The second degree of excision is death, when the unbeliever is removed from the world protected by the Church, by the Noahic Covenant. Specifically this takes place when the unbeliever moves beyond Adamic apostasy into Cainitic murder: He is to be put to death. More generally, it takes place when the unbeliever dies.
The Noahic Covenant is inescapable, and applies one way or another to all men. Under the Old Covenant, there were three possibilities. You might be a member of the priestly, seed-line people, a Shemite, in which case you were a ruler of the world (especially of the "holy land"). You might be a covenant-keeping Gentile, a Japhethite dwelling in the tents of Shem, in which case you also were a ruler of the world (specifically of the "common lands"). Or you might be an apostate, a Canaanite, in which case you were a slave. You still were under the Noahic Covenant, and you still received some benefits, but you were not a ruler of the world.
In the New Covenant this situation is modified in that in the Church now the distinction between Shemite priest and Japhethite Gentile believer has been overcome. There are now only two possibilities now: either rule or be a slave.
The only way to get out from under the Noahic Covenant is to die. You can do that by committing a capital crime, or by waiting until your death comes naturally.

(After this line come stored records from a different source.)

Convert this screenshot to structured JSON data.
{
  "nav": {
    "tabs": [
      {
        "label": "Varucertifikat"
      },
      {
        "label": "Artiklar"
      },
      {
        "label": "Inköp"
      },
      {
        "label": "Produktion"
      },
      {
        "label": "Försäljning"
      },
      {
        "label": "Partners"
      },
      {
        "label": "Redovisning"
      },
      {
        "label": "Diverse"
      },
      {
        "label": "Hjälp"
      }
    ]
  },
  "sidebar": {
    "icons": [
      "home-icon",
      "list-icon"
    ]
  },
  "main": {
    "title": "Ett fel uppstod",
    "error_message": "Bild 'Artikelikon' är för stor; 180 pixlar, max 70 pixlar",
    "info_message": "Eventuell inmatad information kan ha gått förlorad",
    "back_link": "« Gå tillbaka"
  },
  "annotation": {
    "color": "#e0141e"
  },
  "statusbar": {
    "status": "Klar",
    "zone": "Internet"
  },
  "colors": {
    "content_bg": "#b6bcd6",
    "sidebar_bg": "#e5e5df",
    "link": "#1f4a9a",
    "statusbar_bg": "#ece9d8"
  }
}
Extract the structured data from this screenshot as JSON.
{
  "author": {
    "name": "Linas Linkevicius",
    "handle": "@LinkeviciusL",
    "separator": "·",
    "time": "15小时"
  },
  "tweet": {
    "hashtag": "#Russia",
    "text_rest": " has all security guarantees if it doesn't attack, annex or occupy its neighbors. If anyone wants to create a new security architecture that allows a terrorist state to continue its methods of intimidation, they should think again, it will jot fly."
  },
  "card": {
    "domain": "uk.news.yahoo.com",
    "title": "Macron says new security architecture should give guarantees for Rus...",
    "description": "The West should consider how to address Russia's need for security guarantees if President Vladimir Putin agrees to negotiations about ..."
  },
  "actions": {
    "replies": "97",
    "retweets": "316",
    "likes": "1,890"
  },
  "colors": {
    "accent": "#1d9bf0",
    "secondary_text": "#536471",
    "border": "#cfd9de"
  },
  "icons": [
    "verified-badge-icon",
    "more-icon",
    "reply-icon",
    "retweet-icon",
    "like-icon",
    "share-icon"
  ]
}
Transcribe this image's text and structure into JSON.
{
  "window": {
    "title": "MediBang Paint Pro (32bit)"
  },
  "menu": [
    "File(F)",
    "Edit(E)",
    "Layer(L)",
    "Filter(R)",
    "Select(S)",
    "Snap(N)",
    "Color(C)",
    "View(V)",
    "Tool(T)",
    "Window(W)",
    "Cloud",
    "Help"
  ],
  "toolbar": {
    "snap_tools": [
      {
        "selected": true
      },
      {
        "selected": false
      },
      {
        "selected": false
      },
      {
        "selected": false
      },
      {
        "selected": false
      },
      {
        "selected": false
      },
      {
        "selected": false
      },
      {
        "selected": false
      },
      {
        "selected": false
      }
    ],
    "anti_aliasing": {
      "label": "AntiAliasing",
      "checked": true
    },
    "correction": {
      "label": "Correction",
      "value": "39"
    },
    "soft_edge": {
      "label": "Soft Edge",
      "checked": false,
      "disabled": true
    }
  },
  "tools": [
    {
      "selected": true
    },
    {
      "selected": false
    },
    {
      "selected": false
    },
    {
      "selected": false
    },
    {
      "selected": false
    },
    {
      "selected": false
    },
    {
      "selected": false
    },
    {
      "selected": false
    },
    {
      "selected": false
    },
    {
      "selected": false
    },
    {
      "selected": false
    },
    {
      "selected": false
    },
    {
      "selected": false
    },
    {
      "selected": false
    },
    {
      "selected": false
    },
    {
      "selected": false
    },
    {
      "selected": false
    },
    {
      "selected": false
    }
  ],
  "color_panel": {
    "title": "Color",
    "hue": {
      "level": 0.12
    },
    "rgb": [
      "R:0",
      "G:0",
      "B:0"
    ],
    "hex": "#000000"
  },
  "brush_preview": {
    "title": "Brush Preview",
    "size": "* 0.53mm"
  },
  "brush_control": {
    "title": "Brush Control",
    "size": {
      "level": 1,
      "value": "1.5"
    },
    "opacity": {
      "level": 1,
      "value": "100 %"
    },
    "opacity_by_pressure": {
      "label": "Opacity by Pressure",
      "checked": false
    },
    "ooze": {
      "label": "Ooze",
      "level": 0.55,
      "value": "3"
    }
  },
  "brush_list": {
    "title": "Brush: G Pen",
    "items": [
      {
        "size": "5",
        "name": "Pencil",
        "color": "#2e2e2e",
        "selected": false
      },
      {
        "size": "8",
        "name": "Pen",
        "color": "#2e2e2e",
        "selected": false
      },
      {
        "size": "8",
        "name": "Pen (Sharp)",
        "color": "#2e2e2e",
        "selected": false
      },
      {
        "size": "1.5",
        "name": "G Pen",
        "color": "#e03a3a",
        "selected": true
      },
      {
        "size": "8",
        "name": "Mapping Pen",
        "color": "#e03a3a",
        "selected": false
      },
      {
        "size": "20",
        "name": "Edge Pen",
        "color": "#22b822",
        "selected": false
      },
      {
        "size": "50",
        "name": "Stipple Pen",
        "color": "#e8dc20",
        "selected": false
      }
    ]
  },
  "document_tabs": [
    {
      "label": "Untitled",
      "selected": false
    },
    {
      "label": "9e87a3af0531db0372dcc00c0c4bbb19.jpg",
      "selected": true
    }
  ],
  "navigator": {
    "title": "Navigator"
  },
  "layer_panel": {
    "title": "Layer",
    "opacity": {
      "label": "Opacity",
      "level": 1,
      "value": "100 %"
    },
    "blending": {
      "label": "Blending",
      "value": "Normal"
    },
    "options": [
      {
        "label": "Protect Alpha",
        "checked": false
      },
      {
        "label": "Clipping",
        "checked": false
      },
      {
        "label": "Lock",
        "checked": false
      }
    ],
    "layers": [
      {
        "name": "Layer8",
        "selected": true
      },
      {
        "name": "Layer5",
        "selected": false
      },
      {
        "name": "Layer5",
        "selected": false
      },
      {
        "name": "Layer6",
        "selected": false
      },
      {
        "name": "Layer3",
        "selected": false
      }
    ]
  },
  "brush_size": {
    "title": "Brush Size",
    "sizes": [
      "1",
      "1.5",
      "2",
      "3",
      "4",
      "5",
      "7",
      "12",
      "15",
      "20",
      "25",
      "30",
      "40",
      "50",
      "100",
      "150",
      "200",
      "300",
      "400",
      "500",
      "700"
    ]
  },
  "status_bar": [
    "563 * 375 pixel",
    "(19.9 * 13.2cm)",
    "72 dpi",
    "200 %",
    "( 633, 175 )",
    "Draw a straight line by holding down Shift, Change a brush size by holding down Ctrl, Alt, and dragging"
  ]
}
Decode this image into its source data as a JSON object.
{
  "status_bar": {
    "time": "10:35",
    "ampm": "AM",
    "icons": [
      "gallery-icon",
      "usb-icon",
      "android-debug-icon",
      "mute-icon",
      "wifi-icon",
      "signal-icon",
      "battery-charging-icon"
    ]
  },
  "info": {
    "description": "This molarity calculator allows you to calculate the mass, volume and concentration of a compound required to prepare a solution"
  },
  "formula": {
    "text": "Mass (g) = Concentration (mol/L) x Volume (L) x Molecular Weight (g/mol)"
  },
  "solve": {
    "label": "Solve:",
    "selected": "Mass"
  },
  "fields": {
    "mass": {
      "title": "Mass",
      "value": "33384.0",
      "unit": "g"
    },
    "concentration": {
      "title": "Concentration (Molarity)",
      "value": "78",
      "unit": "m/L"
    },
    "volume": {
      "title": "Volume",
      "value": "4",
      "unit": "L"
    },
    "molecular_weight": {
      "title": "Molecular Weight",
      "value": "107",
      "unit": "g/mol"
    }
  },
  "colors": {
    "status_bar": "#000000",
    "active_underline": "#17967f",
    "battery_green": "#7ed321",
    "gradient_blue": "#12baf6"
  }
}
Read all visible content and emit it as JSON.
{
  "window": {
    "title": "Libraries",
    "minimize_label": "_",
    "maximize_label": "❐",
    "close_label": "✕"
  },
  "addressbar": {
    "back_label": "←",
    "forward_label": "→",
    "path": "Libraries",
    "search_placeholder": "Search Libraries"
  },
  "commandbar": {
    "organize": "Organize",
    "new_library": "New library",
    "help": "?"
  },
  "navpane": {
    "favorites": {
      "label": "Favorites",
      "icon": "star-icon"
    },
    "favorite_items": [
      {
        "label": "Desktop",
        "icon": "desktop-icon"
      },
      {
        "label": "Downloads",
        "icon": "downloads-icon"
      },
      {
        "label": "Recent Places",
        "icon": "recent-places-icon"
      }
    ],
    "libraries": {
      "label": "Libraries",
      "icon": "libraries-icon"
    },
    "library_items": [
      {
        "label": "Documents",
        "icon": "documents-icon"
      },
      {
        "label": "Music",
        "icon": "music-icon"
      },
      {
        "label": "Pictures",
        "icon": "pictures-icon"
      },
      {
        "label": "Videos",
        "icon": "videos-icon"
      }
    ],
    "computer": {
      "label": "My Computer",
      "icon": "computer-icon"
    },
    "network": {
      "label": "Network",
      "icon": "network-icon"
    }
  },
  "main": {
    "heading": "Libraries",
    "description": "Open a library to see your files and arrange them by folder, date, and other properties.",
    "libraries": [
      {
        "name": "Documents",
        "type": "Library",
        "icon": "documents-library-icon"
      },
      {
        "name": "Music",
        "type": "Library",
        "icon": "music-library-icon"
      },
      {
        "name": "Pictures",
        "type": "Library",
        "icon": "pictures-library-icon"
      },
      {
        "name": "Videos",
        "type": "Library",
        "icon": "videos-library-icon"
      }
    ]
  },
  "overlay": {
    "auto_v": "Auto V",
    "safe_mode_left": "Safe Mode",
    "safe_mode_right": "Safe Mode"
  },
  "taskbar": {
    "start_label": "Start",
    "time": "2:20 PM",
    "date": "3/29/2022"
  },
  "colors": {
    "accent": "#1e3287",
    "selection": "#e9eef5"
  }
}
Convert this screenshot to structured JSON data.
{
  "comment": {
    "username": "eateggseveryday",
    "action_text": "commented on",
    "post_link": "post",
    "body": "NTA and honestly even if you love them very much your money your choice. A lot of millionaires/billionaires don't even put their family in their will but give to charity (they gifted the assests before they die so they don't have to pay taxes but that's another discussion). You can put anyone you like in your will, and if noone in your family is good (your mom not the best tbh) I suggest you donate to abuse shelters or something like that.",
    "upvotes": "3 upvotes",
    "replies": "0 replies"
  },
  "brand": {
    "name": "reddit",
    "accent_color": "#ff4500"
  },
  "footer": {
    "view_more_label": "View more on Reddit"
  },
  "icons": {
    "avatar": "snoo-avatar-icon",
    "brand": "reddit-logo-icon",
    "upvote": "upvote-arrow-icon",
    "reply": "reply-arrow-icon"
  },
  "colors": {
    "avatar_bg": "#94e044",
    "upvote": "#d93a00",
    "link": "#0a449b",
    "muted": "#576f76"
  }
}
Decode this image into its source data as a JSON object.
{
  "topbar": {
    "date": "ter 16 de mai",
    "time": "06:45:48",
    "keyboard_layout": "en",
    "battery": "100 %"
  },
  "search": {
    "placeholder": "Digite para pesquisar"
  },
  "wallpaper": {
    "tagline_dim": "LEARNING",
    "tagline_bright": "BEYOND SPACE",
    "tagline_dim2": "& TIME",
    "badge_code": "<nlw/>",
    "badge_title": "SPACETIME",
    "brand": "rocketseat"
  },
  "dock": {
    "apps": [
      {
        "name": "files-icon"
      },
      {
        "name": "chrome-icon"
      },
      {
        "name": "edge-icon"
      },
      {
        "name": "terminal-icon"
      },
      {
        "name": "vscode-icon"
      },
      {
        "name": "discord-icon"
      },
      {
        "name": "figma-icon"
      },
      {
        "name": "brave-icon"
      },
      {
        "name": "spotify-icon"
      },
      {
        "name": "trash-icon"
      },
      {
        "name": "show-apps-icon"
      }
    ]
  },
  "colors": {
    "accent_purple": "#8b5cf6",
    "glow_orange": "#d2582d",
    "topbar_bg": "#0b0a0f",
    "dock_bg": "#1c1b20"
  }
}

So there is no neutral ground. Every unbeliever in the world is a slave of the Church. The only way he can become a ruler is by converting.